# TASK TO COMPLETE:
A complete and exact copy of the data below is required.

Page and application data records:
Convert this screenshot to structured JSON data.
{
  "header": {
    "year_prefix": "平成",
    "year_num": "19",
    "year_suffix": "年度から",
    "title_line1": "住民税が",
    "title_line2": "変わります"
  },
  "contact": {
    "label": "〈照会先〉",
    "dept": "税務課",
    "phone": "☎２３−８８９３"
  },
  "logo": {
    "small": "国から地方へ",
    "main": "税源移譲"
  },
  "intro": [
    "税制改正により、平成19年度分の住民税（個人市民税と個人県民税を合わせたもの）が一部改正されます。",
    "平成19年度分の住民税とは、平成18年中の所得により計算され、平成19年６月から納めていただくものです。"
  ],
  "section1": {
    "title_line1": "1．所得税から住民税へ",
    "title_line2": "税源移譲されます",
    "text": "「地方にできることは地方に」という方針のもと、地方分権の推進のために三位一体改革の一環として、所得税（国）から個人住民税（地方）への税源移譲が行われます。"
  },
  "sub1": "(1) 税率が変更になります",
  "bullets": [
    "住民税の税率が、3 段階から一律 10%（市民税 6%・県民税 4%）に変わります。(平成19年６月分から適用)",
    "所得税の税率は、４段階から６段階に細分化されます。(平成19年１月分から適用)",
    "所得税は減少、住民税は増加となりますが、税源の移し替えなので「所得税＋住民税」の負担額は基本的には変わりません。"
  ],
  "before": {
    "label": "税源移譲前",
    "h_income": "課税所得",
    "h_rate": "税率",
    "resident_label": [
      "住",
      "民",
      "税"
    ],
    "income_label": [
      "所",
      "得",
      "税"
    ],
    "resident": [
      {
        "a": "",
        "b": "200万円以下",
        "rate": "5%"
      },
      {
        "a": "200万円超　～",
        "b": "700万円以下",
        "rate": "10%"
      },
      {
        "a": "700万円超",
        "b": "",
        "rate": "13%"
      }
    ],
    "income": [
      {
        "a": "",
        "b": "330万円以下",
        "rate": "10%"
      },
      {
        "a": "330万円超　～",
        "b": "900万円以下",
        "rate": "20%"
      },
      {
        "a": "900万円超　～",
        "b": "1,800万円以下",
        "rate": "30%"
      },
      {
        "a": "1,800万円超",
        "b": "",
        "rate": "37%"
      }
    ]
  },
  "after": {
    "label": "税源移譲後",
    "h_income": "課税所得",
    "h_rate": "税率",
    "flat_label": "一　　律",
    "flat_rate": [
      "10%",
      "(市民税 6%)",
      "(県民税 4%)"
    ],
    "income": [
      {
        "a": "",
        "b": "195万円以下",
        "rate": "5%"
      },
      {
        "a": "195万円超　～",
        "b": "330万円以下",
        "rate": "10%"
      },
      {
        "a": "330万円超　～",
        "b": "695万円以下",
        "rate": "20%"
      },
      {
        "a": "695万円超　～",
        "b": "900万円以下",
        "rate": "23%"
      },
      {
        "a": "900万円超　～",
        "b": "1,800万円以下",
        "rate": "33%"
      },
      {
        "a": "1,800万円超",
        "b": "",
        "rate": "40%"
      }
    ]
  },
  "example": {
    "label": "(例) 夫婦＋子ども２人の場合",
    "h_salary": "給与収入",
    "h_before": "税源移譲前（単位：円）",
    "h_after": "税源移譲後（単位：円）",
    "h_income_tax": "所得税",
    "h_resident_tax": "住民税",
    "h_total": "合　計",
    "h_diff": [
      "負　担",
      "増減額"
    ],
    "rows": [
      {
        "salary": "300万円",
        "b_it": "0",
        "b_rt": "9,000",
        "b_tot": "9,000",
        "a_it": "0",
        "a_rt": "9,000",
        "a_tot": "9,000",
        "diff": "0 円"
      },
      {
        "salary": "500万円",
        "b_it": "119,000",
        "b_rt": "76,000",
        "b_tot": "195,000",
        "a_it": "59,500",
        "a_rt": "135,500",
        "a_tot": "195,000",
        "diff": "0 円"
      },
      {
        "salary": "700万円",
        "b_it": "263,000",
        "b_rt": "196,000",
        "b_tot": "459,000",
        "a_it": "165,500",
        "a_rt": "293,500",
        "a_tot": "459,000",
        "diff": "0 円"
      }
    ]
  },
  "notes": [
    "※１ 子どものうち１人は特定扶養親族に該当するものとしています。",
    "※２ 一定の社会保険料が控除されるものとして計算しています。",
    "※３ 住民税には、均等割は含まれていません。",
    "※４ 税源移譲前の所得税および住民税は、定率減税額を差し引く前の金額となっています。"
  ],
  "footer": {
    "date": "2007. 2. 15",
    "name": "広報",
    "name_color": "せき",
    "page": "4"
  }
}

# COMPLETED EXERCISE:
Convert this screenshot to structured JSON data.
{
  "header": {
    "year_prefix": "平成",
    "year_num": "19",
    "year_suffix": "年度から",
    "title_line1": "住民税が",
    "title_line2": "変わります"
  },
  "contact": {
    "label": "〈照会先〉",
    "dept": "税務課",
    "phone": "☎２３−８８９３"
  },
  "logo": {
    "small": "国から地方へ",
    "main": "税源移譲"
  },
  "intro": [
    "税制改正により、平成19年度分の住民税（個人市民税と個人県民税を合わせたもの）が一部改正されます。",
    "平成19年度分の住民税とは、平成18年中の所得により計算され、平成19年６月から納めていただくものです。"
  ],
  "section1": {
    "title_line1": "1．所得税から住民税へ",
    "title_line2": "税源移譲されます",
    "text": "「地方にできることは地方に」という方針のもと、地方分権の推進のために三位一体改革の一環として、所得税（国）から個人住民税（地方）への税源移譲が行われます。"
  },
  "sub1": "(1) 税率が変更になります",
  "bullets": [
    "住民税の税率が、3 段階から一律 10%（市民税 6%・県民税 4%）に変わります。(平成19年６月分から適用)",
    "所得税の税率は、４段階から６段階に細分化されます。(平成19年１月分から適用)",
    "所得税は減少、住民税は増加となりますが、税源の移し替えなので「所得税＋住民税」の負担額は基本的には変わりません。"
  ],
  "before": {
    "label": "税源移譲前",
    "h_income": "課税所得",
    "h_rate": "税率",
    "resident_label": [
      "住",
      "民",
      "税"
    ],
    "income_label": [
      "所",
      "得",
      "税"
    ],
    "resident": [
      {
        "a": "",
        "b": "200万円以下",
        "rate": "5%"
      },
      {
        "a": "200万円超　～",
        "b": "700万円以下",
        "rate": "10%"
      },
      {
        "a": "700万円超",
        "b": "",
        "rate": "13%"
      }
    ],
    "income": [
      {
        "a": "",
        "b": "330万円以下",
        "rate": "10%"
      },
      {
        "a": "330万円超　～",
        "b": "900万円以下",
        "rate": "20%"
      },
      {
        "a": "900万円超　～",
        "b": "1,800万円以下",
        "rate": "30%"
      },
      {
        "a": "1,800万円超",
        "b": "",
        "rate": "37%"
      }
    ]
  },
  "after": {
    "label": "税源移譲後",
    "h_income": "課税所得",
    "h_rate": "税率",
    "flat_label": "一　　律",
    "flat_rate": [
      "10%",
      "(市民税 6%)",
      "(県民税 4%)"
    ],
    "income": [
      {
        "a": "",
        "b": "195万円以下",
        "rate": "5%"
      },
      {
        "a": "195万円超　～",
        "b": "330万円以下",
        "rate": "10%"
      },
      {
        "a": "330万円超　～",
        "b": "695万円以下",
        "rate": "20%"
      },
      {
        "a": "695万円超　～",
        "b": "900万円以下",
        "rate": "23%"
      },
      {
        "a": "900万円超　～",
        "b": "1,800万円以下",
        "rate": "33%"
      },
      {
        "a": "1,800万円超",
        "b": "",
        "rate": "40%"
      }
    ]
  },
  "example": {
    "label": "(例) 夫婦＋子ども２人の場合",
    "h_salary": "給与収入",
    "h_before": "税源移譲前（単位：円）",
    "h_after": "税源移譲後（単位：円）",
    "h_income_tax": "所得税",
    "h_resident_tax": "住民税",
    "h_total": "合　計",
    "h_diff": [
      "負　担",
      "増減額"
    ],
    "rows": [
      {
        "salary": "300万円",
        "b_it": "0",
        "b_rt": "9,000",
        "b_tot": "9,000",
        "a_it": "0",
        "a_rt": "9,000",
        "a_tot": "9,000",
        "diff": "0 円"
      },
      {
        "salary": "500万円",
        "b_it": "119,000",
        "b_rt": "76,000",
        "b_tot": "195,000",
        "a_it": "59,500",
        "a_rt": "135,500",
        "a_tot": "195,000",
        "diff": "0 円"
      },
      {
        "salary": "700万円",
        "b_it": "263,000",
        "b_rt": "196,000",
        "b_tot": "459,000",
        "a_it": "165,500",
        "a_rt": "293,500",
        "a_tot": "459,000",
        "diff": "0 円"
      }
    ]
  },
  "notes": [
    "※１ 子どものうち１人は特定扶養親族に該当するものとしています。",
    "※２ 一定の社会保険料が控除されるものとして計算しています。",
    "※３ 住民税には、均等割は含まれていません。",
    "※４ 税源移譲前の所得税および住民税は、定率減税額を差し引く前の金額となっています。"
  ],
  "footer": {
    "date": "2007. 2. 15",
    "name": "広報",
    "name_color": "せき",
    "page": "4"
  }
}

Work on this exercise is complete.